She led in 1900 to the last major uprising of the Ashanti against the British rule over their country and the then Gold Coast, later Ghana, at.
History of the uprising
1896 already, the British had the last ruling Asantehene ( "king" ) of the Ashanti deposed and deported to the several thousand kilometers away, Freetown. In 1900 they tried the will to resist the Ashanti finally break by demanding the surrender of the Golden Stool, the golden stool of Ashanti. This golden chair was since the days of Okomfo Anokye 1695 as the seat of the soul of Aschantivolkes. He was and is the most sacred national symbol of this people. On March 28, 1900, the British governor convened all the heads of the Ashanti from the vicinity of its capital Kumasi and required them to issue the Golden chair. The assembled leaders left the meeting with no response.
The role Yaa Asantewaas during the uprising
Yaa Asantewaa reportedly held in this critical situation between resignation and resistance a rousing speech to the chiefs of the Ashanti, in which she lamented the loss of the bravery of the Ashanti and announced that the women instead of the men would go to war against the whites, if the men did not it would do. This speech was the decisive factor for the uprising.

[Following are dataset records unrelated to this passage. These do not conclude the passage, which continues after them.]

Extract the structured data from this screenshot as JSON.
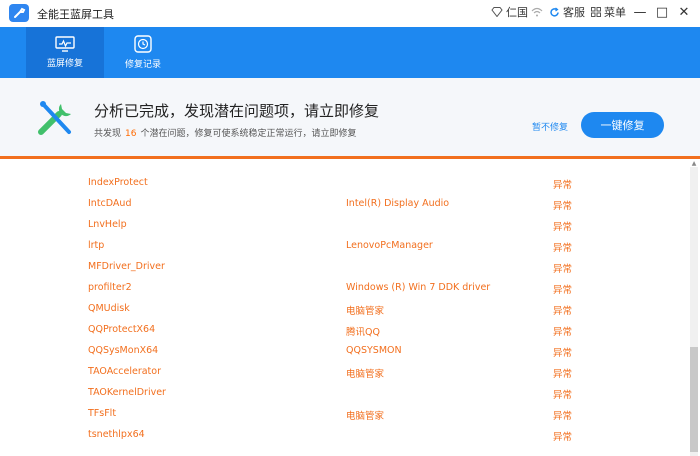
{
  "app": {
    "title": "全能王蓝屏工具",
    "user": "仁国",
    "service": "客服",
    "menu": "菜单",
    "win_min": "—",
    "win_max": "□",
    "win_close": "✕"
  },
  "nav": {
    "tabs": [
      {
        "label": "蓝屏修复",
        "icon": "monitor-icon"
      },
      {
        "label": "修复记录",
        "icon": "clock-icon"
      }
    ]
  },
  "summary": {
    "title": "分析已完成，发现潜在问题项，请立即修复",
    "sub_prefix": "共发现",
    "count": "16",
    "sub_suffix": "个潜在问题，修复可使系统稳定正常运行，请立即修复",
    "ignore": "暂不修复",
    "repair": "一键修复"
  },
  "colors": {
    "accent": "#1e88f0",
    "warning": "#f26f1e"
  },
  "rows": [
    {
      "name": "IndexProtect",
      "desc": "",
      "status": "异常"
    },
    {
      "name": "IntcDAud",
      "desc": "Intel(R) Display Audio",
      "status": "异常"
    },
    {
      "name": "LnvHelp",
      "desc": "",
      "status": "异常"
    },
    {
      "name": "lrtp",
      "desc": "LenovoPcManager",
      "status": "异常"
    },
    {
      "name": "MFDriver_Driver",
      "desc": "",
      "status": "异常"
    },
    {
      "name": "profilter2",
      "desc": "Windows (R) Win 7 DDK driver",
      "status": "异常"
    },
    {
      "name": "QMUdisk",
      "desc": "电脑管家",
      "status": "异常"
    },
    {
      "name": "QQProtectX64",
      "desc": "腾讯QQ",
      "status": "异常"
    },
    {
      "name": "QQSysMonX64",
      "desc": "QQSYSMON",
      "status": "异常"
    },
    {
      "name": "TAOAccelerator",
      "desc": "电脑管家",
      "status": "异常"
    },
    {
      "name": "TAOKernelDriver",
      "desc": "",
      "status": "异常"
    },
    {
      "name": "TFsFlt",
      "desc": "电脑管家",
      "status": "异常"
    },
    {
      "name": "tsnethlpx64",
      "desc": "",
      "status": "异常"
    }
  ]
}
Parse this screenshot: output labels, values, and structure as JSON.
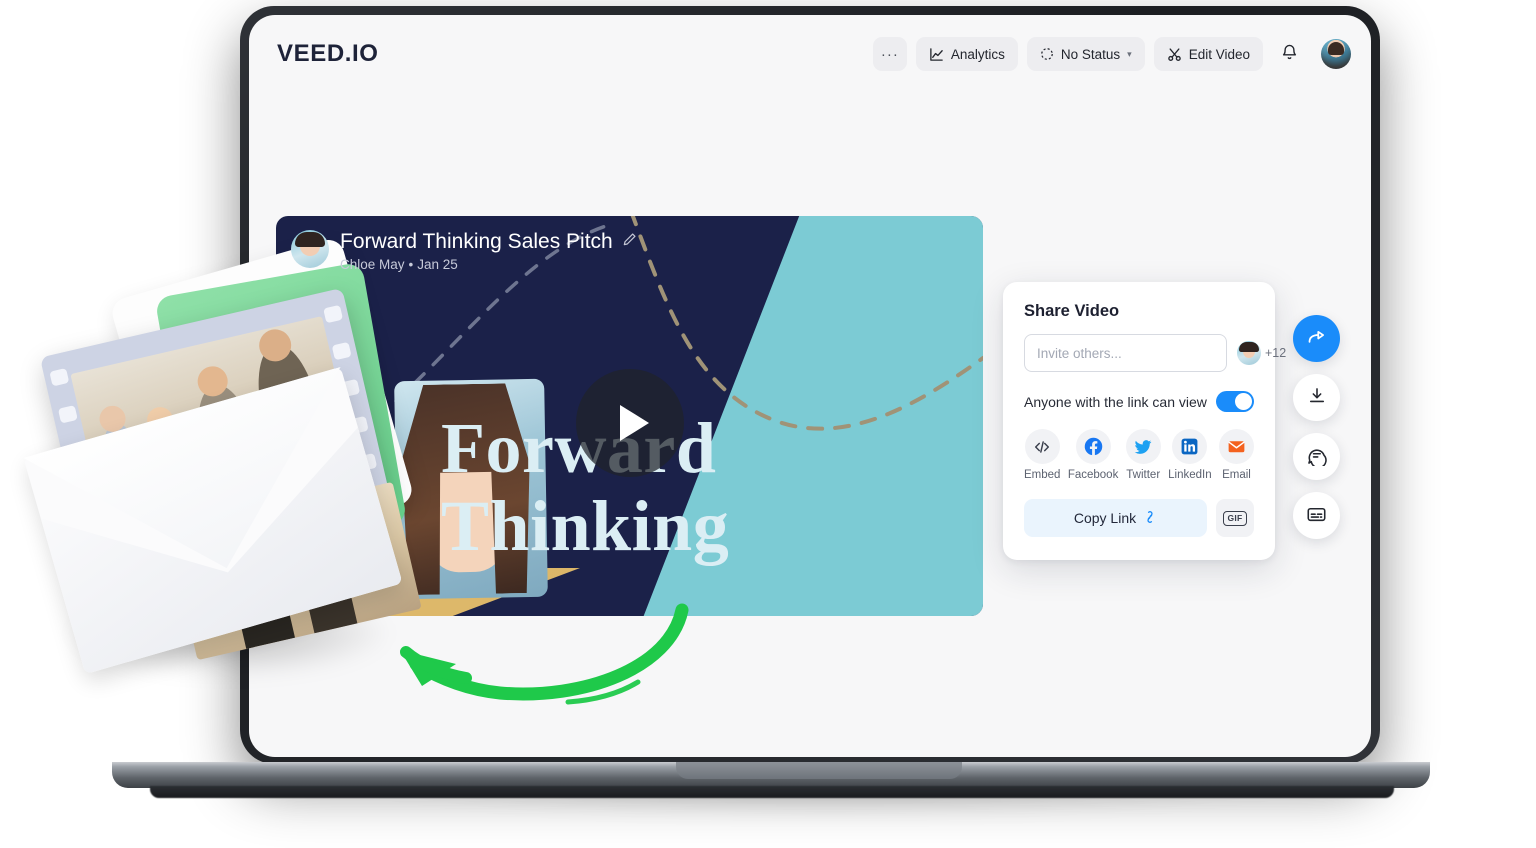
{
  "app": {
    "brand": "VEED.IO",
    "header_buttons": [
      {
        "id": "more",
        "label": "···",
        "icon": "ellipsis-icon"
      },
      {
        "id": "analytics",
        "label": "Analytics",
        "icon": "chart-line-icon"
      },
      {
        "id": "status",
        "label": "No Status",
        "icon": "dashed-circle-icon",
        "caret": "▾"
      },
      {
        "id": "edit-video",
        "label": "Edit Video",
        "icon": "scissors-icon"
      }
    ],
    "bell_icon": "notification-bell-icon",
    "avatar_icon": "user-avatar"
  },
  "video": {
    "title": "Forward Thinking Sales Pitch",
    "edit_icon": "pencil-icon",
    "author": "Chloe May",
    "separator": "•",
    "date": "Jan 25",
    "hero_line1": "Forward",
    "hero_line2": "Thinking",
    "play_icon": "play-icon",
    "colors": {
      "background": "#1b2149",
      "teal_accent": "#7ccbd4",
      "gold_accent": "#dcb869",
      "hero_text": "#dbeef4"
    }
  },
  "share_panel": {
    "title": "Share Video",
    "invite_placeholder": "Invite others...",
    "invite_value": "",
    "invite_more_count": "+12",
    "link_permission_label": "Anyone with the link can view",
    "link_permission_enabled": true,
    "toggle_color": "#1a8cfa",
    "social": [
      {
        "label": "Embed",
        "icon": "code-icon",
        "color": "#3a3f4c"
      },
      {
        "label": "Facebook",
        "icon": "facebook-icon",
        "color": "#1877f2"
      },
      {
        "label": "Twitter",
        "icon": "twitter-icon",
        "color": "#1da1f2"
      },
      {
        "label": "LinkedIn",
        "icon": "linkedin-icon",
        "color": "#0a66c2"
      },
      {
        "label": "Email",
        "icon": "email-icon",
        "color": "#f4621f"
      }
    ],
    "copy_link_label": "Copy Link",
    "copy_link_icon": "chain-link-icon",
    "gif_label": "GIF"
  },
  "action_rail": [
    {
      "id": "share",
      "icon": "share-arrow-icon",
      "active": true
    },
    {
      "id": "download",
      "icon": "download-icon",
      "active": false
    },
    {
      "id": "comment",
      "icon": "comment-icon",
      "active": false
    },
    {
      "id": "subtitles",
      "icon": "subtitles-icon",
      "active": false
    }
  ],
  "decoration": {
    "green_arrow_icon": "curved-arrow-icon",
    "green_arrow_color": "#1fc94a",
    "collage_icon": "film-strip-envelope-illustration"
  }
}
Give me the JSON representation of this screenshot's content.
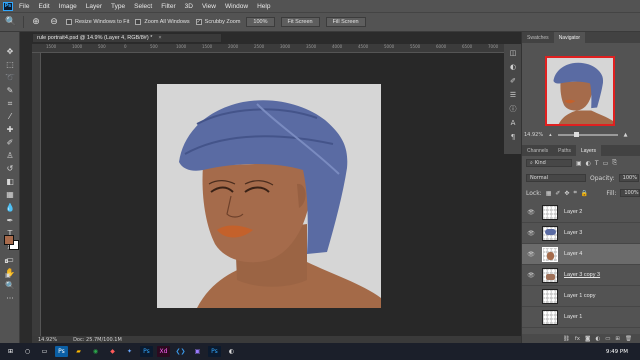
{
  "menubar": {
    "logo": "Ps",
    "items": [
      "File",
      "Edit",
      "Image",
      "Layer",
      "Type",
      "Select",
      "Filter",
      "3D",
      "View",
      "Window",
      "Help"
    ]
  },
  "options": {
    "resize_windows": "Resize Windows to Fit",
    "zoom_all": "Zoom All Windows",
    "scrubby_zoom": "Scrubby Zoom",
    "zoom_value": "100%",
    "fit_screen": "Fit Screen",
    "fill_screen": "Fill Screen"
  },
  "document": {
    "tab_title": "rule portrait4.psd @ 14.9% (Layer 4, RGB/8#) *",
    "close_glyph": "×"
  },
  "status": {
    "zoom": "14.92%",
    "doc": "Doc: 25.7M/100.1M"
  },
  "ruler_ticks": [
    "1500",
    "1000",
    "500",
    "0",
    "500",
    "1000",
    "1500",
    "2000",
    "2500",
    "3000",
    "3500",
    "4000",
    "4500",
    "5000",
    "5500",
    "6000",
    "6500",
    "7000"
  ],
  "right_tabs_top": {
    "swatches": "Swatches",
    "navigator": "Navigator"
  },
  "navigator": {
    "zoom": "14.92%"
  },
  "right_tabs_mid": {
    "channels": "Channels",
    "paths": "Paths",
    "layers": "Layers"
  },
  "layers_panel": {
    "filter": "Kind",
    "blend_mode": "Normal",
    "opacity_label": "Opacity:",
    "opacity_value": "100%",
    "lock_label": "Lock:",
    "fill_label": "Fill:",
    "fill_value": "100%",
    "layers": [
      {
        "name": "Layer 2",
        "visible": true,
        "selected": false,
        "underline": false
      },
      {
        "name": "Layer 3",
        "visible": true,
        "selected": false,
        "underline": false
      },
      {
        "name": "Layer 4",
        "visible": true,
        "selected": true,
        "underline": false
      },
      {
        "name": "Layer 3 copy 3",
        "visible": true,
        "selected": false,
        "underline": true
      },
      {
        "name": "Layer 1 copy",
        "visible": false,
        "selected": false,
        "underline": false
      },
      {
        "name": "Layer 1",
        "visible": false,
        "selected": false,
        "underline": false
      }
    ]
  },
  "colors": {
    "foreground": "#a86b4c",
    "background": "#ffffff",
    "accent": "#31a8ff",
    "nav_frame": "#e02020"
  },
  "clock": {
    "time": "9:49 PM"
  }
}
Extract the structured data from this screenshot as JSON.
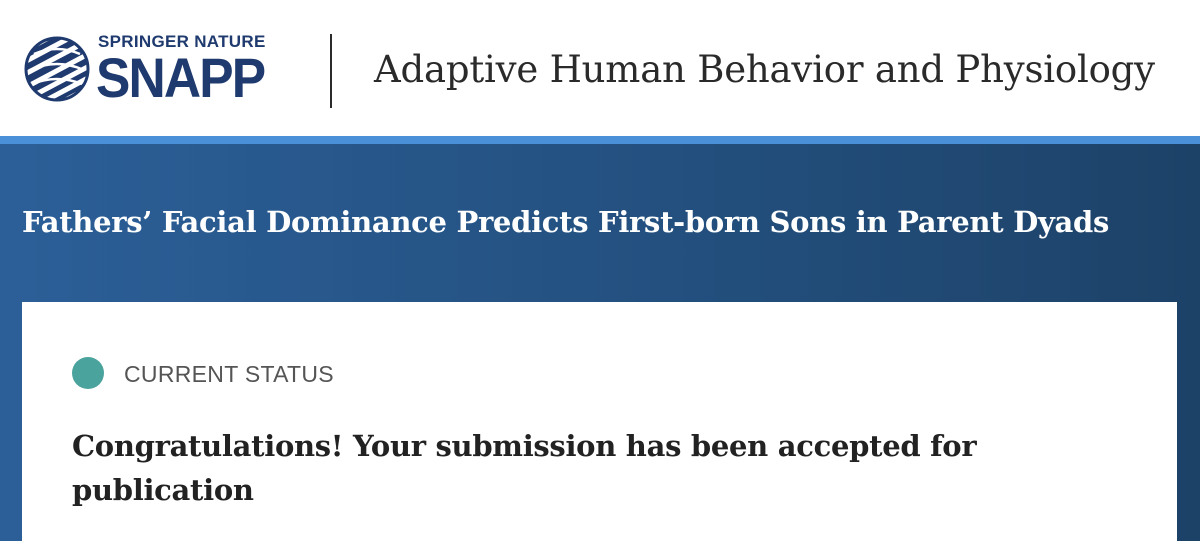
{
  "header": {
    "logo": {
      "brand_line": "SPRINGER NATURE",
      "product_name": "SNAPP",
      "icon": "springer-nature-globe-icon"
    },
    "journal_title": "Adaptive Human Behavior and Physiology"
  },
  "article": {
    "title": "Fathers’ Facial Dominance Predicts First-born Sons in Parent Dyads"
  },
  "status": {
    "label": "CURRENT STATUS",
    "indicator_color": "#4aa39d",
    "message": "Congratulations! Your submission has been accepted for publication"
  },
  "colors": {
    "brand_navy": "#1f3a6e",
    "accent_bar": "#4a90d9",
    "banner_left": "#2c5f98",
    "banner_right": "#1d4268"
  }
}
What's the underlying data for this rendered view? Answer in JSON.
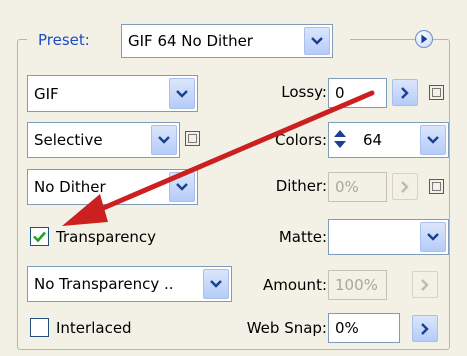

Probably Yaa Asantewaa has not directly participated in the hostilities. She led the uprising and was the strategic mastermind behind the fighting. The Ashanti besieged the British in the fort of Kumasi and later used a guerrilla tactic. The British took four military expeditions ( three of which were defeated ) before they could break the resistance after several months.
The fate Yaa Asantewaas
Towards the end of the uprising Yaa Asantewaa was captured by the British and exiled as well as later, the last Asantehene in the Seychelles for the rest of their lives. Yaa Asantewaa is still a legendary and popular figure in Ghana, especially among the Ashanti. On the 20 cedi bill of independent Ghana in the 1980s, it is mapped.
- History of Ashanti
- History ( Ghana)
- Born in 1863
- Died in 1923